It is some of the stories taken from the Eddas retold from Loki’s perspective as he lies chained up.
The story is told as if he is talking to his wife Sigyn and telling her what happened to him. Obviously the book is a work of fiction but it still makes a change seeing the tales from a different perspective, the author of the book is approximately the same age as me and this shows, mostly through the use of modern day slang and I find that the use of the language detracts from the story being told little. It’s one of my pet peeves and I spent part of the book getting annoyed with the language, but the rest of it enjoying the alternative viewpoint. I think a little more research could have been done into the work as there is more than just the Eddas out there that describe the Norse Pantheon.
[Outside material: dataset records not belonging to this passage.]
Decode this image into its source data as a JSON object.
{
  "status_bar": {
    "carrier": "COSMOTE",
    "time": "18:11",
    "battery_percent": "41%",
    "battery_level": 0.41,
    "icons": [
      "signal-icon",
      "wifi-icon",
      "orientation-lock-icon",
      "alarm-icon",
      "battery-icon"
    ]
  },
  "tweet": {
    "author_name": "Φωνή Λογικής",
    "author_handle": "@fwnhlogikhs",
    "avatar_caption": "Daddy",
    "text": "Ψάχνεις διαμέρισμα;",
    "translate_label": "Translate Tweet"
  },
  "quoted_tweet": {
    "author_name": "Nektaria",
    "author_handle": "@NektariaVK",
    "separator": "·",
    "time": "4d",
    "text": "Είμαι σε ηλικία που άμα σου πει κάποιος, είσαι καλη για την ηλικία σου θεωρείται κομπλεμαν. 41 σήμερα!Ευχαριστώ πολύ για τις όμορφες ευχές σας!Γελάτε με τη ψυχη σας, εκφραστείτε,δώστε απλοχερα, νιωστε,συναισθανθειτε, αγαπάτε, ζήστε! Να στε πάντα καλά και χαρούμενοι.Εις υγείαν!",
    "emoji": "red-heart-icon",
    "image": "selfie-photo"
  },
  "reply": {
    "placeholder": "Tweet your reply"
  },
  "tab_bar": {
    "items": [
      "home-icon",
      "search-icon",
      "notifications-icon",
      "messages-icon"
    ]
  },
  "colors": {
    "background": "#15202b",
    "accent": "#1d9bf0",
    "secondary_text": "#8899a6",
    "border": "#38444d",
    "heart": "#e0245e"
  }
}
The book is a quick read I read it in less than a day; I am a fast reader so slower readers will find it takes a little longer. I did find it was a book I couldn’t put down; I wanted to find out what happened next. I was a little disappointed in its length as I feel the author could have written and elaborated more on Loki’s life story. For example the story where Loki has to make Skadi laugh is glazed over and only mentioned in passing, the author could have potentially made an entire chapter out of that one incident.
I’m not sure who I would recommend this book to, but I would say that they need to have read or at least have some knowledge of the stories contained within the Eddas to fully appreciate what it going on in the book. I do like how in parts of the book you are given the impression that Sigyn has slapped Loki about the face on a few occasions but given that it is Loki narrating the tale and Sigyn never speaks you can only really speculate. Considering the price I paid for the item, it’s not a bad read at all, certainly a welcome break from the mostly serious and academic style texts I read.
- Adele Hawkes